Information ->
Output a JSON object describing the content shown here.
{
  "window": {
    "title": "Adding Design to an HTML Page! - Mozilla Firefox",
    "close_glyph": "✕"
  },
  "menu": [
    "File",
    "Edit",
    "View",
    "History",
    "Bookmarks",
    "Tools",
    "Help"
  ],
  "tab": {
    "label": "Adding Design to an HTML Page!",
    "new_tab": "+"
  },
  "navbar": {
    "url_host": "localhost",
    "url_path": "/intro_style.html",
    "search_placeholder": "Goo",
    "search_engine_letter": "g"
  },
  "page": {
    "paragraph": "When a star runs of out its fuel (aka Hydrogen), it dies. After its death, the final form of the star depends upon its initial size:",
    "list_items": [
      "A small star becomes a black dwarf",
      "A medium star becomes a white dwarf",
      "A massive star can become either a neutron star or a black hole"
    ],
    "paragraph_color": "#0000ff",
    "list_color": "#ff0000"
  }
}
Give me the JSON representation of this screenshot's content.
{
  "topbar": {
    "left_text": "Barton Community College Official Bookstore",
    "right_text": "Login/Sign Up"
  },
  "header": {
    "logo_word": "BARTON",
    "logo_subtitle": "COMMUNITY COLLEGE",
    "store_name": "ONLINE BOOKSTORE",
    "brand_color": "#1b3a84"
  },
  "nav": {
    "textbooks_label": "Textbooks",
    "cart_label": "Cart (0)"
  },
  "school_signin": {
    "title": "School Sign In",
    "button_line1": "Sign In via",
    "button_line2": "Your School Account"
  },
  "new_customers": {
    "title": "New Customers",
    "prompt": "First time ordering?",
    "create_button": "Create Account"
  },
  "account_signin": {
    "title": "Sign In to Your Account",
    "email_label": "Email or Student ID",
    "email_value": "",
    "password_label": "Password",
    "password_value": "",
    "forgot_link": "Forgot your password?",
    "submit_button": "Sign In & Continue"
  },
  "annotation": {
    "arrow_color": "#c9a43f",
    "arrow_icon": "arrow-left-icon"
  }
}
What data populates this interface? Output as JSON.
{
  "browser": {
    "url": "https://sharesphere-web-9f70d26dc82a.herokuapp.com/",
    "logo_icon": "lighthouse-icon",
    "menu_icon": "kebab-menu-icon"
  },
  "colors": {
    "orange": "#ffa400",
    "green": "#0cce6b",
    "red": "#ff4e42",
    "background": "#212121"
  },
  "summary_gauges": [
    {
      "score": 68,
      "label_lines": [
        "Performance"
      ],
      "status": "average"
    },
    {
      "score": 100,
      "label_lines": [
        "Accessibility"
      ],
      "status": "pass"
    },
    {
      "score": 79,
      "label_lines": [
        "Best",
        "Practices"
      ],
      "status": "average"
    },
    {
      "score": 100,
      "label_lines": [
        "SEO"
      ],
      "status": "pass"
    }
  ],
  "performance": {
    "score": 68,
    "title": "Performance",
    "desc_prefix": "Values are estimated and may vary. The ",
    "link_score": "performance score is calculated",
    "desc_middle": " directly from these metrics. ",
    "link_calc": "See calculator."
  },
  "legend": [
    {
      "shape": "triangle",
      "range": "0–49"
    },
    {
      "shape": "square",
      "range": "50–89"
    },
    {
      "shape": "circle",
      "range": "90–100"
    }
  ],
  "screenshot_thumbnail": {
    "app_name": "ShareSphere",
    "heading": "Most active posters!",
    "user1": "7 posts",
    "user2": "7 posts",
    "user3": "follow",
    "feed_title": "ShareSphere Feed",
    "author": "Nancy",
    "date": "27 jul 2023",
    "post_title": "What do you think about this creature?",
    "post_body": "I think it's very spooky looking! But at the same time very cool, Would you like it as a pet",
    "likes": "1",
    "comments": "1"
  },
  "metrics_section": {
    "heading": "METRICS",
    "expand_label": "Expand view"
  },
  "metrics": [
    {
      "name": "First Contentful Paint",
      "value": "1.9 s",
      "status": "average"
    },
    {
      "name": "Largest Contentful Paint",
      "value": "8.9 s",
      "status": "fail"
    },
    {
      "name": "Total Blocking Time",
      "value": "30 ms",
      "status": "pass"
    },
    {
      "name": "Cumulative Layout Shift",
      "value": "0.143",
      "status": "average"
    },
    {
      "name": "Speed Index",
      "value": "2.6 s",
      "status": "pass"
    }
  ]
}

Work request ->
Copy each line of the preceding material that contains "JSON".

Answer box ->
Output a JSON object describing the content shown here.
Give me the JSON representation of this screenshot's content.
What data populates this interface? Output as JSON.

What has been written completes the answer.